And then the committee returned with nary a note about their absence. Exhausted from hours of bickering, they launched into a ritual of motions, speakers, and votes, though clearly they'd arranged their solutions behind closed doors. The committee first heard a plaintive and pointless call to seat the entire Florida delegation with full voting rights. With languid ceremony, the motion was offered, praised, and slaughtered. Even Clinton supporters in the audience seemed to slacken into merely pro forma catcalls. Then Florida and Michigan were handed compromises designed to move the goal posts but fix the game: Obama is a virtual lock on the nomination.

The committee voted unanimously for the Florida option but split bitterly and publicly on the Michigan compromise, particularly as Clinton is losing delegates while Obama, who wasn't on the ballot, is receiving them. Clinton strategist Harold Ickes performed the appearance of being stunned:
"This motion will hijack, hijack, remove four delegates won by Hillary Clinton . . . This body of thirty individuals has decided that they're going to substitute their judgment for six hundred thousand voters. Now that's why I call 'democracy.' There's been a lot of rhetoric during this meeting . . . about democracy, and on and on and on. I am stunned that we have the gall and the chutzpah to substitute our judgment for six hundred thousand voters. Was the process flawed? You bet your ass it was flawed, [but] I've never heard that advanced as an excuse to overturn elections."
Inspired by Ickes, particularly his threat to bring this issue before the Party's credentials committee, Clinton supporters pumped their fists and shouted "Denver, Denver!" pledging to carry this fight to the convention floor this August.

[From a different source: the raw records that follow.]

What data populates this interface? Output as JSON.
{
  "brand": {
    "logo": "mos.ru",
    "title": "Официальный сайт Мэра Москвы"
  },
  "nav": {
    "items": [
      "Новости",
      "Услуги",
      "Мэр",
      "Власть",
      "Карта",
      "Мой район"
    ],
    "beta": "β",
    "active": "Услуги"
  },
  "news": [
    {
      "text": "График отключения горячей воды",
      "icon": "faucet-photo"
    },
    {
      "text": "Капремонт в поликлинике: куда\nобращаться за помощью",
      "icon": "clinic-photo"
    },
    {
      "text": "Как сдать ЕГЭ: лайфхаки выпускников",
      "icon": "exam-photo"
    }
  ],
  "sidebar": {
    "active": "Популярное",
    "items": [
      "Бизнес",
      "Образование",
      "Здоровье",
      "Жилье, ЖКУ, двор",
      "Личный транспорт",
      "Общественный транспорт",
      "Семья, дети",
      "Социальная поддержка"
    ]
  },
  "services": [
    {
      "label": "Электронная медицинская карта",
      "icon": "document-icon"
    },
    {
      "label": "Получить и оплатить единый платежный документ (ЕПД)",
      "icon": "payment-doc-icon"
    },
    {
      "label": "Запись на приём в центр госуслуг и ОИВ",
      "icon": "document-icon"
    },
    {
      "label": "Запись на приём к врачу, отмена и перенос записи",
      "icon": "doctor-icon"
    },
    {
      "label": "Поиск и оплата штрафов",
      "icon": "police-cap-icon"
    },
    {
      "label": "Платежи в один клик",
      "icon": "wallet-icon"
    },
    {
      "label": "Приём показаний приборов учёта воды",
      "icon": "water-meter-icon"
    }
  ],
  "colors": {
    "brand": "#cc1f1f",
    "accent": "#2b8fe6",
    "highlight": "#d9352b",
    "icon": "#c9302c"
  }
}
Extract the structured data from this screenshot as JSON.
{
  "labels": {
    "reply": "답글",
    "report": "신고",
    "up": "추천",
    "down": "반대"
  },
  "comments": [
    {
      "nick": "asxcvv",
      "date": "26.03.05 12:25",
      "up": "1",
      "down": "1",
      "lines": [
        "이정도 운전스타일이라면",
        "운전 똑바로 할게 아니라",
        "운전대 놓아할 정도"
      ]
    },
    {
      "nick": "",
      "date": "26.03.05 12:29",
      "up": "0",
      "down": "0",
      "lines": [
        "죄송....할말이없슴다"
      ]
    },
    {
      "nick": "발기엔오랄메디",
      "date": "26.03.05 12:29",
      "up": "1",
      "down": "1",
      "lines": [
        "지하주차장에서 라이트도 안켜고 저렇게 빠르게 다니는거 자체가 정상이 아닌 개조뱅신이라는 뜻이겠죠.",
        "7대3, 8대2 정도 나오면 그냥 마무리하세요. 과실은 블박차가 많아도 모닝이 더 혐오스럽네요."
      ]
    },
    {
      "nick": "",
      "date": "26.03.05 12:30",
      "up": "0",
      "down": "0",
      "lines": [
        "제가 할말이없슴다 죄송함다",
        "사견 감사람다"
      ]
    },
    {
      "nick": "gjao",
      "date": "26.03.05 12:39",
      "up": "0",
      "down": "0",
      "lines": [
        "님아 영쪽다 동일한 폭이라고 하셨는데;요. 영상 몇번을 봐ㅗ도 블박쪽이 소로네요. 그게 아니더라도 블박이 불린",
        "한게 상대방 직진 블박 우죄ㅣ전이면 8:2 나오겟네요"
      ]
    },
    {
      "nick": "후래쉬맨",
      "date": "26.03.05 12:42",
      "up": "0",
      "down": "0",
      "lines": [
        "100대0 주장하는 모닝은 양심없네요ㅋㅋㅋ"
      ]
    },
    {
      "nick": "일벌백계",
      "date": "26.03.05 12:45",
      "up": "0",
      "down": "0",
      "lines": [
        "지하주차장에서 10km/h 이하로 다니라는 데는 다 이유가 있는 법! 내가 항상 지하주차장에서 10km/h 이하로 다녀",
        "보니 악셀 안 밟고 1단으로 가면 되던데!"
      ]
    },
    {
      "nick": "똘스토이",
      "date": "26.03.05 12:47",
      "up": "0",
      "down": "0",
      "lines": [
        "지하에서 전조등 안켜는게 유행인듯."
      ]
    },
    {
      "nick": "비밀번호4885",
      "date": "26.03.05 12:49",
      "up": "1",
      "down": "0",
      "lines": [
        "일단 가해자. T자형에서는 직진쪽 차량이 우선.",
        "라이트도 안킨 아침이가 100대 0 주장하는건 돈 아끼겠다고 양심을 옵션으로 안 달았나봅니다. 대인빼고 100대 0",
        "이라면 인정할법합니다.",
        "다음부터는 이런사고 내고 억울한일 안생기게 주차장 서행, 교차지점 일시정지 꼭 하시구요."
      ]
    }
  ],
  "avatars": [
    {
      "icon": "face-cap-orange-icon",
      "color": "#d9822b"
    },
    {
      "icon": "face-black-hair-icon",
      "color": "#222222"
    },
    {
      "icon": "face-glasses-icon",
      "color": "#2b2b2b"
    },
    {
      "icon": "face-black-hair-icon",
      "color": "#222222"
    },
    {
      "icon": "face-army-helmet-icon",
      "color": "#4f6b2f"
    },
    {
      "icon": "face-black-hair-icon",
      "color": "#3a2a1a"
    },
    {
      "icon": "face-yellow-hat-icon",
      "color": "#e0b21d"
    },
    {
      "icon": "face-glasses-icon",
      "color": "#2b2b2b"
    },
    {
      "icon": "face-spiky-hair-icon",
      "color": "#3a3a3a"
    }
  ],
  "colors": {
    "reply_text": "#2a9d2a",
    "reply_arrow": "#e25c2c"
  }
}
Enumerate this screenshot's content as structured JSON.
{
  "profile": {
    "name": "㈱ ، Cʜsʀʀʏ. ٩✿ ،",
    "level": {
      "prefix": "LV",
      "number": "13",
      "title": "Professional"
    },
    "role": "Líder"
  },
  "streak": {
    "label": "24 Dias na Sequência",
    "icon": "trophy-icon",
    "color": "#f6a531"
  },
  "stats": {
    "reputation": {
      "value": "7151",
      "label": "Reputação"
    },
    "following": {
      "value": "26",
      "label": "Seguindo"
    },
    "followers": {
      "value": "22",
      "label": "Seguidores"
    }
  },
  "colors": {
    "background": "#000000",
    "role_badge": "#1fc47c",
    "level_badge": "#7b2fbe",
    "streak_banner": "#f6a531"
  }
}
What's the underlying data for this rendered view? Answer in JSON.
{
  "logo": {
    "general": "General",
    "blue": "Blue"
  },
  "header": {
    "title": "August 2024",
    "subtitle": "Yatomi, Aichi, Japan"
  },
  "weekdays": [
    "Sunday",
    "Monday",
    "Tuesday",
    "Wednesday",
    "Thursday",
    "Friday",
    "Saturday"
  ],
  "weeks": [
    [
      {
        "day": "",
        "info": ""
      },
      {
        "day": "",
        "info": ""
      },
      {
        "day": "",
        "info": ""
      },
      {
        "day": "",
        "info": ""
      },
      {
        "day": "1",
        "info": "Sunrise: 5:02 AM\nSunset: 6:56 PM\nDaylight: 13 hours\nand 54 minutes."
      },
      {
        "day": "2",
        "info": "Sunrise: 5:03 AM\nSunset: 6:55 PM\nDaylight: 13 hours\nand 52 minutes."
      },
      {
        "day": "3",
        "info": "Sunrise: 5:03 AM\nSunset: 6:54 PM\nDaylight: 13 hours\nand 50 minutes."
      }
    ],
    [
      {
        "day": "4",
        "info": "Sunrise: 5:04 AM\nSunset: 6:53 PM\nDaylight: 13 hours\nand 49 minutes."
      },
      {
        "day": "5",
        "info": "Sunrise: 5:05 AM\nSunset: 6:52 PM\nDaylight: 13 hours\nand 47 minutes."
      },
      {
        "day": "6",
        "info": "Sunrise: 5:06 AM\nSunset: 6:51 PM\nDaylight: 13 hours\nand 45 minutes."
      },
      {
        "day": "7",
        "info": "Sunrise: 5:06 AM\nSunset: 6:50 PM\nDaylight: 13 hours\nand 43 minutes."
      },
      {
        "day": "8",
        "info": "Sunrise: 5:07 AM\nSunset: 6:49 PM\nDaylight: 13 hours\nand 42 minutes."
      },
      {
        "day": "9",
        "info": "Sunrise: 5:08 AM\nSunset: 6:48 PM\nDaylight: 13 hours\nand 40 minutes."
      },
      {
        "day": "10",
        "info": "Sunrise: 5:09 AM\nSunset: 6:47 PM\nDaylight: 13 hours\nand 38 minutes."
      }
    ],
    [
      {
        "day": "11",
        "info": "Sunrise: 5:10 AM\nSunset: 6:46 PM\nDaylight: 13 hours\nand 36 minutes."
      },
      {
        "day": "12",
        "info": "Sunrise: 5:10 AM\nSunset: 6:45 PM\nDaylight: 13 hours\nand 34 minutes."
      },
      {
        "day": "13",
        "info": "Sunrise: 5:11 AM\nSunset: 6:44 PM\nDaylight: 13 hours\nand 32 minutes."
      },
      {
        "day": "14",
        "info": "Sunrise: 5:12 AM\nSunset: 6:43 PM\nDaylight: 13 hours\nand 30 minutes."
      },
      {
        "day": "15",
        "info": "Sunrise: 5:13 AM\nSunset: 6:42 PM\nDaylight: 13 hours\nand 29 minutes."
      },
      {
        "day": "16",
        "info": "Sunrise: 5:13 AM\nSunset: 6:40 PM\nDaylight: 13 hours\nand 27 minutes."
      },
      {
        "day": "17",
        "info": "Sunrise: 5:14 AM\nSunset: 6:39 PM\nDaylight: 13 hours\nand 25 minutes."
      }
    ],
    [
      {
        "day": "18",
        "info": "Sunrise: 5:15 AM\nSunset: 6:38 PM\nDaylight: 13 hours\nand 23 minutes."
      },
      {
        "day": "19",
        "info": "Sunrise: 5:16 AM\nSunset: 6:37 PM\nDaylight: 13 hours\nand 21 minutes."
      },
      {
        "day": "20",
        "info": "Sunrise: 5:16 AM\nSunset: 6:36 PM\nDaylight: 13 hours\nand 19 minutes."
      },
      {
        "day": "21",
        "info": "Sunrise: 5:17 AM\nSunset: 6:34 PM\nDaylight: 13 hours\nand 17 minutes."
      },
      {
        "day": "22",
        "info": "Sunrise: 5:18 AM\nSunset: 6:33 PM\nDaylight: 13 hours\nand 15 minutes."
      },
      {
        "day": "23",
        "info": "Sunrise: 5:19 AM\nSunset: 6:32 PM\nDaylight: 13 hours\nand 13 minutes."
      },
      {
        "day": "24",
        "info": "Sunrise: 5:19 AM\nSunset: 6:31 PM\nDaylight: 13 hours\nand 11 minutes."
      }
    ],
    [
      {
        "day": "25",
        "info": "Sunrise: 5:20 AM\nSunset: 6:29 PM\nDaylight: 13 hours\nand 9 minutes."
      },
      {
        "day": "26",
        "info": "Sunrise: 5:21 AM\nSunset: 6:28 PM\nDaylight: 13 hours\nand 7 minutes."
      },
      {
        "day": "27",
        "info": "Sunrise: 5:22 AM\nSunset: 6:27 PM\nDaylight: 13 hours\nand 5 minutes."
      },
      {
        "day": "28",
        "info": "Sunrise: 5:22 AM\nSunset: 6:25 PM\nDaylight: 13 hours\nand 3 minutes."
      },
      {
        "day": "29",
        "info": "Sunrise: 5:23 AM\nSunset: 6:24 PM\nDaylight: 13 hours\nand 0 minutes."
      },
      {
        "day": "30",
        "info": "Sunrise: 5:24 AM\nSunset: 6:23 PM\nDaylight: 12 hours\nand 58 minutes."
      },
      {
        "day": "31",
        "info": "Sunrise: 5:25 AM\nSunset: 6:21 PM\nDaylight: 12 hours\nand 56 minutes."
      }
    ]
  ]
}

Nobody really knows what will happen tomorrow and Wednesday, whether Clinton will withdraw or press on. Even so, here's a copy/paste from Drudge that seems to capture to mood: